Set down all of the lines below exactly as they are given.

┌──

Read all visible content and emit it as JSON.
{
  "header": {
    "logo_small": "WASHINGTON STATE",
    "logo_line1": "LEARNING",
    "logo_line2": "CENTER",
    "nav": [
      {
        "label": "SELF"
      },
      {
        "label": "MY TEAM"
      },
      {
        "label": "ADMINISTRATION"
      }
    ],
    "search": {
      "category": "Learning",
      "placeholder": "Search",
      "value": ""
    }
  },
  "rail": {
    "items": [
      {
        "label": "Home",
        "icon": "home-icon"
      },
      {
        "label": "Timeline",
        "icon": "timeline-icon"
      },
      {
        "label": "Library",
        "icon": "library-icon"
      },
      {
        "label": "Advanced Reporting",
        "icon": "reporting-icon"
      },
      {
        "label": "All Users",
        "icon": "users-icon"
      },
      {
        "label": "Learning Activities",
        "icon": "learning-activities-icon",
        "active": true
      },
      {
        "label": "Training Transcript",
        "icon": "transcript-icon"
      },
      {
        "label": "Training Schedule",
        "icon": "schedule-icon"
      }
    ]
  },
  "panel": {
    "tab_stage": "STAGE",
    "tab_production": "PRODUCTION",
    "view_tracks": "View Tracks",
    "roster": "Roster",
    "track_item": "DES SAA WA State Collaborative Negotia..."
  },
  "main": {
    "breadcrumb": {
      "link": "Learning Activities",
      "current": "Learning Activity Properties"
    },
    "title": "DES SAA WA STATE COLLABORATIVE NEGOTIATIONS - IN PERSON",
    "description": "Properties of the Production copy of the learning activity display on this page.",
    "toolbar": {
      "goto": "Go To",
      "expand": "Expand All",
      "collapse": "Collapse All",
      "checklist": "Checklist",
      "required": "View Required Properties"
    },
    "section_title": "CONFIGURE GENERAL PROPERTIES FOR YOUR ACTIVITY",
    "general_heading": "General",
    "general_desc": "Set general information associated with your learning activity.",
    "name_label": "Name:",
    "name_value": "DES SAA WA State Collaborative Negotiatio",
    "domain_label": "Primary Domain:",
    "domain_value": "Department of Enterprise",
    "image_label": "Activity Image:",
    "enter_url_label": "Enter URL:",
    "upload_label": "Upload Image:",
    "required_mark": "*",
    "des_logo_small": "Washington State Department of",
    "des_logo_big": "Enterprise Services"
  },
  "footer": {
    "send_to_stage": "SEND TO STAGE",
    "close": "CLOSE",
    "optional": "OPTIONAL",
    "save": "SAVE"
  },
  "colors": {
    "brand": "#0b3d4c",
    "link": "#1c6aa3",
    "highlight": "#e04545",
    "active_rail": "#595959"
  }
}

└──

**Task solution:**
Read all visible content and emit it as JSON.
{
  "header": {
    "logo_small": "WASHINGTON STATE",
    "logo_line1": "LEARNING",
    "logo_line2": "CENTER",
    "nav": [
      {
        "label": "SELF"
      },
      {
        "label": "MY TEAM"
      },
      {
        "label": "ADMINISTRATION"
      }
    ],
    "search": {
      "category": "Learning",
      "placeholder": "Search",
      "value": ""
    }
  },
  "rail": {
    "items": [
      {
        "label": "Home",
        "icon": "home-icon"
      },
      {
        "label": "Timeline",
        "icon": "timeline-icon"
      },
      {
        "label": "Library",
        "icon": "library-icon"
      },
      {
        "label": "Advanced Reporting",
        "icon": "reporting-icon"
      },
      {
        "label": "All Users",
        "icon": "users-icon"
      },
      {
        "label": "Learning Activities",
        "icon": "learning-activities-icon",
        "active": true
      },
      {
        "label": "Training Transcript",
        "icon": "transcript-icon"
      },
      {
        "label": "Training Schedule",
        "icon": "schedule-icon"
      }
    ]
  },
  "panel": {
    "tab_stage": "STAGE",
    "tab_production": "PRODUCTION",
    "view_tracks": "View Tracks",
    "roster": "Roster",
    "track_item": "DES SAA WA State Collaborative Negotia..."
  },
  "main": {
    "breadcrumb": {
      "link": "Learning Activities",
      "current": "Learning Activity Properties"
    },
    "title": "DES SAA WA STATE COLLABORATIVE NEGOTIATIONS - IN PERSON",
    "description": "Properties of the Production copy of the learning activity display on this page.",
    "toolbar": {
      "goto": "Go To",
      "expand": "Expand All",
      "collapse": "Collapse All",
      "checklist": "Checklist",
      "required": "View Required Properties"
    },
    "section_title": "CONFIGURE GENERAL PROPERTIES FOR YOUR ACTIVITY",
    "general_heading": "General",
    "general_desc": "Set general information associated with your learning activity.",
    "name_label": "Name:",
    "name_value": "DES SAA WA State Collaborative Negotiatio",
    "domain_label": "Primary Domain:",
    "domain_value": "Department of Enterprise",
    "image_label": "Activity Image:",
    "enter_url_label": "Enter URL:",
    "upload_label": "Upload Image:",
    "required_mark": "*",
    "des_logo_small": "Washington State Department of",
    "des_logo_big": "Enterprise Services"
  },
  "footer": {
    "send_to_stage": "SEND TO STAGE",
    "close": "CLOSE",
    "optional": "OPTIONAL",
    "save": "SAVE"
  },
  "colors": {
    "brand": "#0b3d4c",
    "link": "#1c6aa3",
    "highlight": "#e04545",
    "active_rail": "#595959"
  }
}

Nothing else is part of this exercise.